m. bef. 1380, Alice.1
Bailiff, Oxford Mich. 1378-9, 1381-2; alderman 1382-7, 1388-92, 1396-9.2
Commr. of inquiry, Oxford, Feb. 1391 (forgery of a will).
A wealthy spicer, Hickes paid 13s.4d. to the poll tax of 1380: this is the largest sum mentioned in the tax roll for Oxford, and only three others contributed as much. He then employed an apprentice and six servants. An alderman by 1382, he served as MP at least three times during his tenure of this office. Aldermanship brought other responsibilities: in 1384 he was among those burgesses required to enter into a bond of £2,000 in Chancery, undertaking not to harm either the chancellor of the university or the warden and fellows of Merton college, with whom the corporation had a dispute of longstanding. The warden was required to enter into a reciprocal bond, but both were cancelled after six months, when the quarrel was finally settled.3
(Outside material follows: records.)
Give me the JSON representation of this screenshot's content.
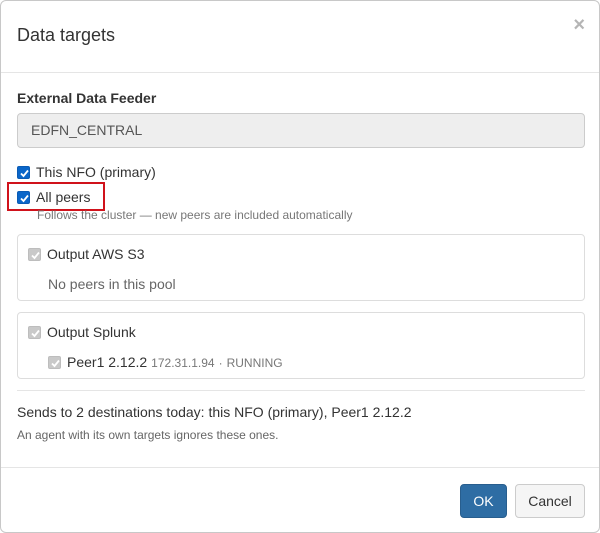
{
  "dialog": {
    "title": "Data targets",
    "close_glyph": "×"
  },
  "feeder": {
    "label": "External Data Feeder",
    "value": "EDFN_CENTRAL"
  },
  "options": {
    "this_nfo": {
      "label": "This NFO (primary)",
      "checked": true
    },
    "all_peers": {
      "label": "All peers",
      "checked": true,
      "hint": "Follows the cluster — new peers are included automatically"
    }
  },
  "groups": [
    {
      "title": "Output AWS S3",
      "checked": true,
      "disabled": true,
      "empty_text": "No peers in this pool"
    },
    {
      "title": "Output Splunk",
      "checked": true,
      "disabled": true,
      "peers": [
        {
          "name": "Peer1 2.12.2",
          "ip": "172.31.1.94",
          "separator": "·",
          "status": "RUNNING",
          "checked": true,
          "disabled": true
        }
      ]
    }
  ],
  "summary": {
    "text": "Sends to 2 destinations today: this NFO (primary), Peer1 2.12.2",
    "note": "An agent with its own targets ignores these ones."
  },
  "footer": {
    "ok_label": "OK",
    "cancel_label": "Cancel"
  },
  "colors": {
    "checkbox_checked": "#0a66c9",
    "checkbox_disabled": "#c9c9c9",
    "primary_button": "#2e6da4",
    "highlight_border": "#d0121b"
  }
}
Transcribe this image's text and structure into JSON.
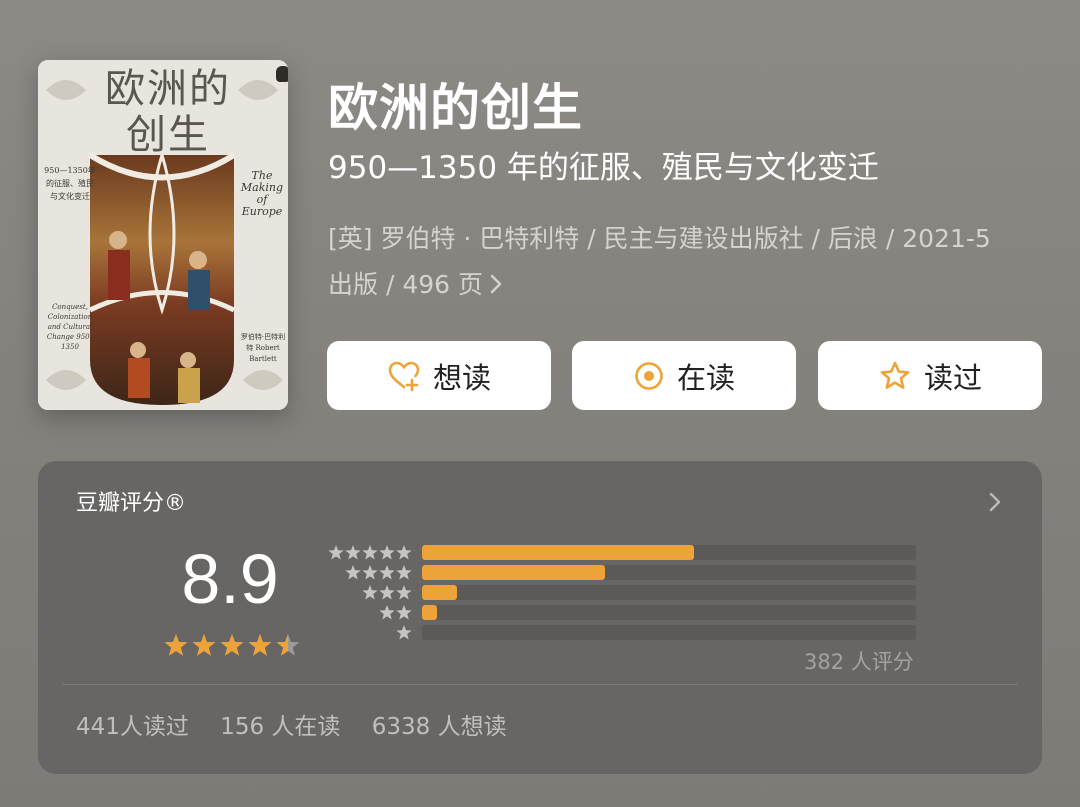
{
  "cover": {
    "title": "欧洲的创生",
    "side_text": "950—1350年的征服、殖民与文化变迁",
    "english_title": "The Making of Europe",
    "english_subtitle": "Conquest, Colonization and Cultural Change 950–1350",
    "author": "罗伯特·巴特利特 Robert Bartlett"
  },
  "book": {
    "title": "欧洲的创生",
    "subtitle": "950—1350 年的征服、殖民与文化变迁",
    "meta_line1": "[英] 罗伯特 · 巴特利特 / 民主与建设出版社 / 后浪 / 2021-5",
    "meta_line2": "出版 / 496 页"
  },
  "buttons": {
    "want_read": "想读",
    "reading": "在读",
    "have_read": "读过"
  },
  "rating": {
    "header": "豆瓣评分®",
    "score": "8.9",
    "score_stars": 4.5,
    "count_label": "382 人评分",
    "stats": {
      "read": "441人读过",
      "reading": "156 人在读",
      "want": "6338 人想读"
    }
  },
  "colors": {
    "accent": "#eea338",
    "panel": "#686664",
    "track": "#5c5a58"
  },
  "chart_data": {
    "type": "bar",
    "categories": [
      "5 stars",
      "4 stars",
      "3 stars",
      "2 stars",
      "1 star"
    ],
    "values": [
      55,
      37,
      7,
      3,
      0
    ],
    "ylim": [
      0,
      100
    ]
  }
}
Hickes owned land in the north-west ward of the town, including three shops and other property at Carfax, and he also rented a house in the parish of St. Peter-in-the-East. In 1406 William Brampton II* granted him a rent of £1 from a number of his properties, including Gloucester Hall. He subsequently bequeathed his house in Queen Street, afterwards known as ‘Hickes’s Place’ to the mayor and commonalty, and thus came to be recorded, and prayed for, as a benefactor to the town.4